Most creative professionals develop and refine their talents by learning from others. In most empirical settings, estimating how this learning process fosters quality is challenging. This paper explores the transmission of quality among music composers over more than seven centuries. How does a composer’s quality influence the quality of the composers they teach? Using a unique dataset of 17,433 composers, we show a strong relationship between student and teacher quality. Moreover, this quality transmission persists across multiple generations. Our results provide new insights on drivers of creativity, as well as the influence of teachers on students’ achievements.

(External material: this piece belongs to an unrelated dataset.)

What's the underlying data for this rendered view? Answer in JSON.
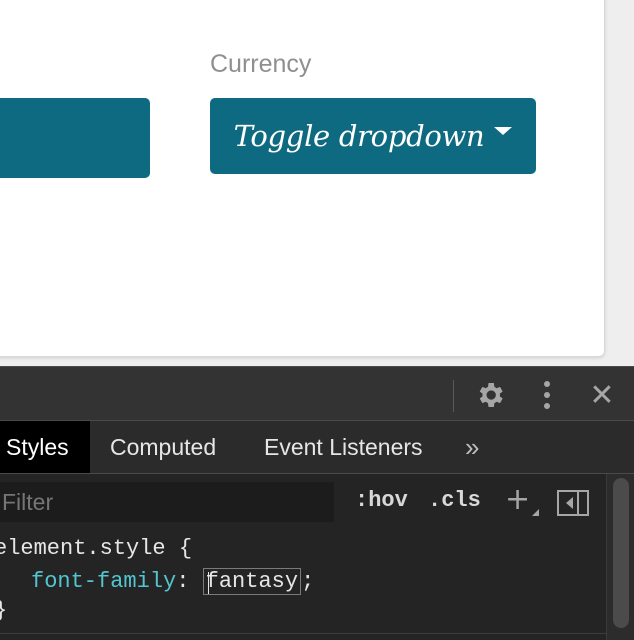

Nicholas Ford, Kristin Ranestad and Paul Sharp (2022): ‘Leaving Their Mark: Using Danish Student Grade Lists to Construct a More Detailed Measure of Historical Human Capital‘, Italian Review of Economic History

We provide a brief overview of the educational history of Denmark and document archival and printed sources covering the development of primary, secondary, and tertiary education. In particular, we focus on student grade lists, which are available for individuals at all levels of education from the early nineteenth century until well into the twentieth century. We suggest that these can be used to construct more detailed measures of human capital than those usually employed, making it possible to deconstruct aggregate levels and types of education into e.g., science or humanities, as well as to measure the extent to which this was actually learned, as captured by the grades achieved. Given the role usually attributed to human capital for development, and perhaps particularly with regards to the Nordic countries, such data has the potential to greatly increase our understanding of how Denmark became the rich and successful country it is today.

Work in progress

Nicholas Ford, Kristin Ranestad and Paul Sharp: ‘Not the best fillers-in of forms? The Danish and Norwegian graduate biographies as a source for measuring human capital and “upper-tail” knowledge’

Nicholas Ford, Kristin Ranestad and Paul Sharp: ‘Lessons from Oslo: National universities, access to higher education and long-run development’